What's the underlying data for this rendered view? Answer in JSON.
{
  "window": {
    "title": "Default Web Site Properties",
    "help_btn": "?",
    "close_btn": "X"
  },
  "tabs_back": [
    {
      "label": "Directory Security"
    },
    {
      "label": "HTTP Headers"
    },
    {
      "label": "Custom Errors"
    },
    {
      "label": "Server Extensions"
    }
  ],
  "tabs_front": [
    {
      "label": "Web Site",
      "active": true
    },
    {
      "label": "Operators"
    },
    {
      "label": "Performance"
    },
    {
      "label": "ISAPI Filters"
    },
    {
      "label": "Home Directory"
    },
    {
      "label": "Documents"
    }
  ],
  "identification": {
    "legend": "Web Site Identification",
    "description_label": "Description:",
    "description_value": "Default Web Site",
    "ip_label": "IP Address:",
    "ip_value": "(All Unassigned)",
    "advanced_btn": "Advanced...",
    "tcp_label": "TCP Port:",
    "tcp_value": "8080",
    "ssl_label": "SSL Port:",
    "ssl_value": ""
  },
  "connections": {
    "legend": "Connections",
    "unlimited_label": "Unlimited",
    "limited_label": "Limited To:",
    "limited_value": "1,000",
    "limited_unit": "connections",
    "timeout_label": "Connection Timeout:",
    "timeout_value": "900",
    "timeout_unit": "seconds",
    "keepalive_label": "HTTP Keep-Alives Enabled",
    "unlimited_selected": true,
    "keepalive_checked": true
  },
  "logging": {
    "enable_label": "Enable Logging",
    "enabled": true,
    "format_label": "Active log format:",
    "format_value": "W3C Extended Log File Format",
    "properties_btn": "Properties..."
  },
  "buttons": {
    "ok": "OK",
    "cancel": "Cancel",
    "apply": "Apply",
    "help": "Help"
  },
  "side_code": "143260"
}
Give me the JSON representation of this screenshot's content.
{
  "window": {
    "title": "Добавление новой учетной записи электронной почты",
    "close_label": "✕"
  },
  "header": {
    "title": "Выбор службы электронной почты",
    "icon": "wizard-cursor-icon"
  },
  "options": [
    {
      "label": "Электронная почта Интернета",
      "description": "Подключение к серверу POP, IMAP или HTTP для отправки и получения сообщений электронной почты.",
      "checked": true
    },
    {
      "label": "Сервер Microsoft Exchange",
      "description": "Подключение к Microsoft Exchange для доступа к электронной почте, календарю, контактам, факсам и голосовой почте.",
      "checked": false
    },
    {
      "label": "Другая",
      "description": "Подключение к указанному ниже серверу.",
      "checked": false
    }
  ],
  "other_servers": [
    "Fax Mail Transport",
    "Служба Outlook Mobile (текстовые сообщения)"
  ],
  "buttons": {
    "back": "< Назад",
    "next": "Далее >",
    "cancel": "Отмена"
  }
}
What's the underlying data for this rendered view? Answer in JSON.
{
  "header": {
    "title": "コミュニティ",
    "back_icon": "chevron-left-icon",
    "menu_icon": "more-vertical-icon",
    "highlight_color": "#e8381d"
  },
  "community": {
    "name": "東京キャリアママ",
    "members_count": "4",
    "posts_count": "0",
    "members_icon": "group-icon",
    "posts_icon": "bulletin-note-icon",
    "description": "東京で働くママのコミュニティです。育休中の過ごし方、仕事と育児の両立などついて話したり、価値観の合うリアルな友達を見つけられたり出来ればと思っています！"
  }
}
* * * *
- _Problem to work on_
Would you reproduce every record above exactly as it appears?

- _Answer box_
What's the underlying data for this rendered view? Answer in JSON.
{
  "window": {
    "title": "Default Web Site Properties",
    "help_btn": "?",
    "close_btn": "X"
  },
  "tabs_back": [
    {
      "label": "Directory Security"
    },
    {
      "label": "HTTP Headers"
    },
    {
      "label": "Custom Errors"
    },
    {
      "label": "Server Extensions"
    }
  ],
  "tabs_front": [
    {
      "label": "Web Site",
      "active": true
    },
    {
      "label": "Operators"
    },
    {
      "label": "Performance"
    },
    {
      "label": "ISAPI Filters"
    },
    {
      "label": "Home Directory"
    },
    {
      "label": "Documents"
    }
  ],
  "identification": {
    "legend": "Web Site Identification",
    "description_label": "Description:",
    "description_value": "Default Web Site",
    "ip_label": "IP Address:",
    "ip_value": "(All Unassigned)",
    "advanced_btn": "Advanced...",
    "tcp_label": "TCP Port:",
    "tcp_value": "8080",
    "ssl_label": "SSL Port:",
    "ssl_value": ""
  },
  "connections": {
    "legend": "Connections",
    "unlimited_label": "Unlimited",
    "limited_label": "Limited To:",
    "limited_value": "1,000",
    "limited_unit": "connections",
    "timeout_label": "Connection Timeout:",
    "timeout_value": "900",
    "timeout_unit": "seconds",
    "keepalive_label": "HTTP Keep-Alives Enabled",
    "unlimited_selected": true,
    "keepalive_checked": true
  },
  "logging": {
    "enable_label": "Enable Logging",
    "enabled": true,
    "format_label": "Active log format:",
    "format_value": "W3C Extended Log File Format",
    "properties_btn": "Properties..."
  },
  "buttons": {
    "ok": "OK",
    "cancel": "Cancel",
    "apply": "Apply",
    "help": "Help"
  },
  "side_code": "143260"
}
Give me the JSON representation of this screenshot's content.
{
  "window": {
    "title": "Добавление новой учетной записи электронной почты",
    "close_label": "✕"
  },
  "header": {
    "title": "Выбор службы электронной почты",
    "icon": "wizard-cursor-icon"
  },
  "options": [
    {
      "label": "Электронная почта Интернета",
      "description": "Подключение к серверу POP, IMAP или HTTP для отправки и получения сообщений электронной почты.",
      "checked": true
    },
    {
      "label": "Сервер Microsoft Exchange",
      "description": "Подключение к Microsoft Exchange для доступа к электронной почте, календарю, контактам, факсам и голосовой почте.",
      "checked": false
    },
    {
      "label": "Другая",
      "description": "Подключение к указанному ниже серверу.",
      "checked": false
    }
  ],
  "other_servers": [
    "Fax Mail Transport",
    "Служба Outlook Mobile (текстовые сообщения)"
  ],
  "buttons": {
    "back": "< Назад",
    "next": "Далее >",
    "cancel": "Отмена"
  }
}
What's the underlying data for this rendered view? Answer in JSON.
{
  "header": {
    "title": "コミュニティ",
    "back_icon": "chevron-left-icon",
    "menu_icon": "more-vertical-icon",
    "highlight_color": "#e8381d"
  },
  "community": {
    "name": "東京キャリアママ",
    "members_count": "4",
    "posts_count": "0",
    "members_icon": "group-icon",
    "posts_icon": "bulletin-note-icon",
    "description": "東京で働くママのコミュニティです。育休中の過ごし方、仕事と育児の両立などついて話したり、価値観の合うリアルな友達を見つけられたり出来ればと思っています！"
  }
}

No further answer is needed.